- TASK STATEMENT: Scan the records for "this" and copy each line that contains it.

[Element data from apps and pages]
......

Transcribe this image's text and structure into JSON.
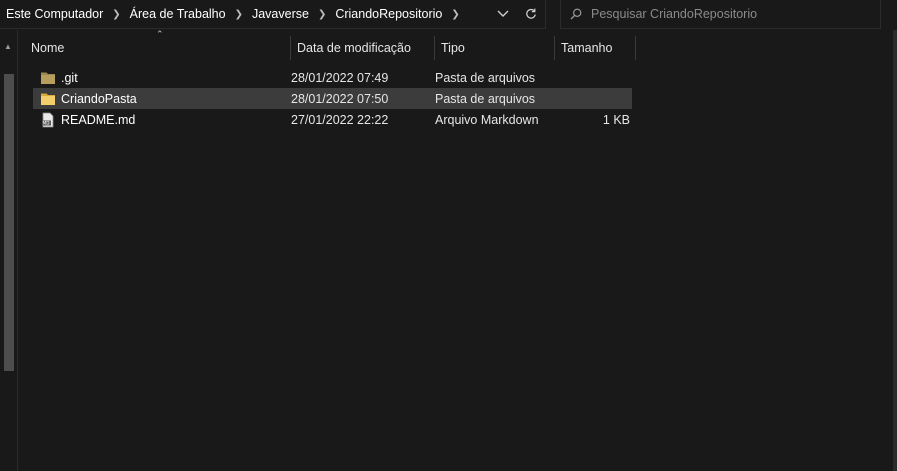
{
  "breadcrumb": [
    "Este Computador",
    "Área de Trabalho",
    "Javaverse",
    "CriandoRepositorio"
  ],
  "search": {
    "placeholder": "Pesquisar CriandoRepositorio"
  },
  "columns": {
    "name": "Nome",
    "date": "Data de modificação",
    "type": "Tipo",
    "size": "Tamanho"
  },
  "files": [
    {
      "name": ".git",
      "date": "28/01/2022 07:49",
      "type": "Pasta de arquivos",
      "size": "",
      "icon": "folder-icon"
    },
    {
      "name": "CriandoPasta",
      "date": "28/01/2022 07:50",
      "type": "Pasta de arquivos",
      "size": "",
      "icon": "folder-icon"
    },
    {
      "name": "README.md",
      "date": "27/01/2022 22:22",
      "type": "Arquivo Markdown",
      "size": "1 KB",
      "icon": "markdown-file-icon"
    }
  ],
  "colors": {
    "background": "#191919",
    "selection": "#3c3c3c",
    "folder": "#e8c25a"
  }
}
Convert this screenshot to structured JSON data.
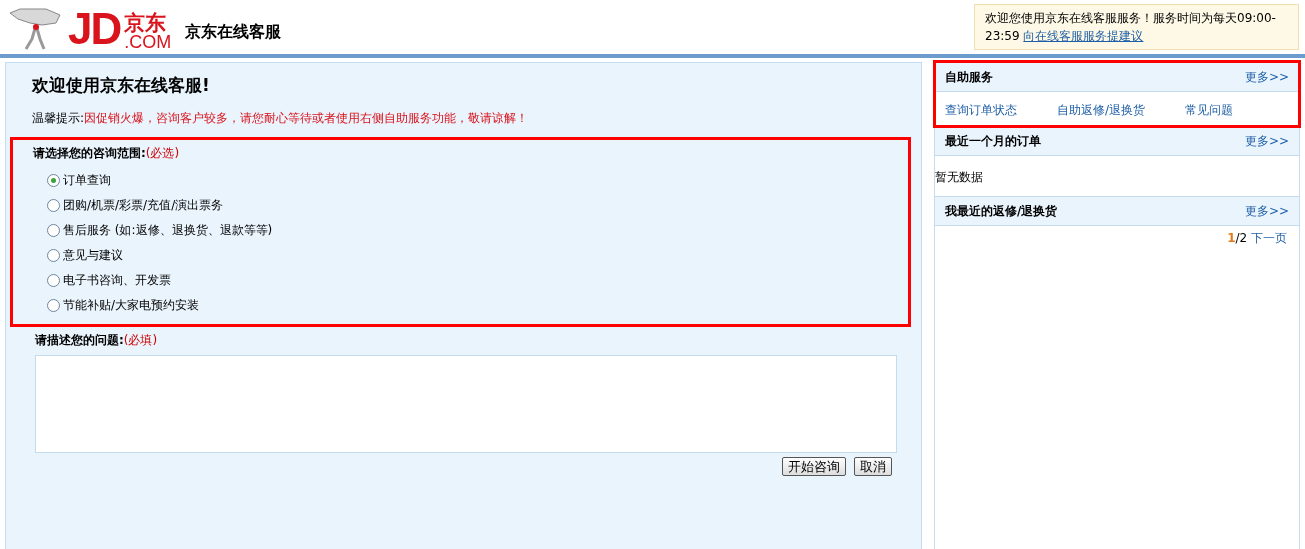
{
  "header": {
    "logo": {
      "mark": "JD",
      "cn": "京东",
      "domain": ".COM"
    },
    "title": "京东在线客服",
    "notice": {
      "text": "欢迎您使用京东在线客服服务！服务时间为每天09:00-23:59",
      "link": "向在线客服服务提建议"
    }
  },
  "main": {
    "heading": "欢迎使用京东在线客服!",
    "tip_label": "温馨提示:",
    "tip": "因促销火爆，咨询客户较多，请您耐心等待或者使用右侧自助服务功能，敬请谅解！",
    "scope": {
      "highlighted": true,
      "label": "请选择您的咨询范围:",
      "required": "(必选)",
      "options": [
        {
          "label": "订单查询",
          "selected": true
        },
        {
          "label": "团购/机票/彩票/充值/演出票务",
          "selected": false
        },
        {
          "label": "售后服务 (如:返修、退换货、退款等等)",
          "selected": false
        },
        {
          "label": "意见与建议",
          "selected": false
        },
        {
          "label": "电子书咨询、开发票",
          "selected": false
        },
        {
          "label": "节能补贴/大家电预约安装",
          "selected": false
        }
      ]
    },
    "question": {
      "label": "请描述您的问题:",
      "required": "(必填)"
    },
    "buttons": [
      "开始咨询",
      "取消"
    ]
  },
  "sidebar": [
    {
      "title": "自助服务",
      "more": "更多>>",
      "highlighted": true,
      "links": [
        "查询订单状态",
        "自助返修/退换货",
        "常见问题"
      ]
    },
    {
      "title": "最近一个月的订单",
      "more": "更多>>",
      "highlighted": false,
      "empty": "暂无数据"
    },
    {
      "title": "我最近的返修/退换货",
      "more": "更多>>",
      "highlighted": false,
      "pager": {
        "current": "1",
        "total": "/2",
        "next": "下一页"
      }
    }
  ]
}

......

- TASK SOLUTION:
Transcribe this image's text and structure into JSON.
Convert this screenshot to structured JSON data.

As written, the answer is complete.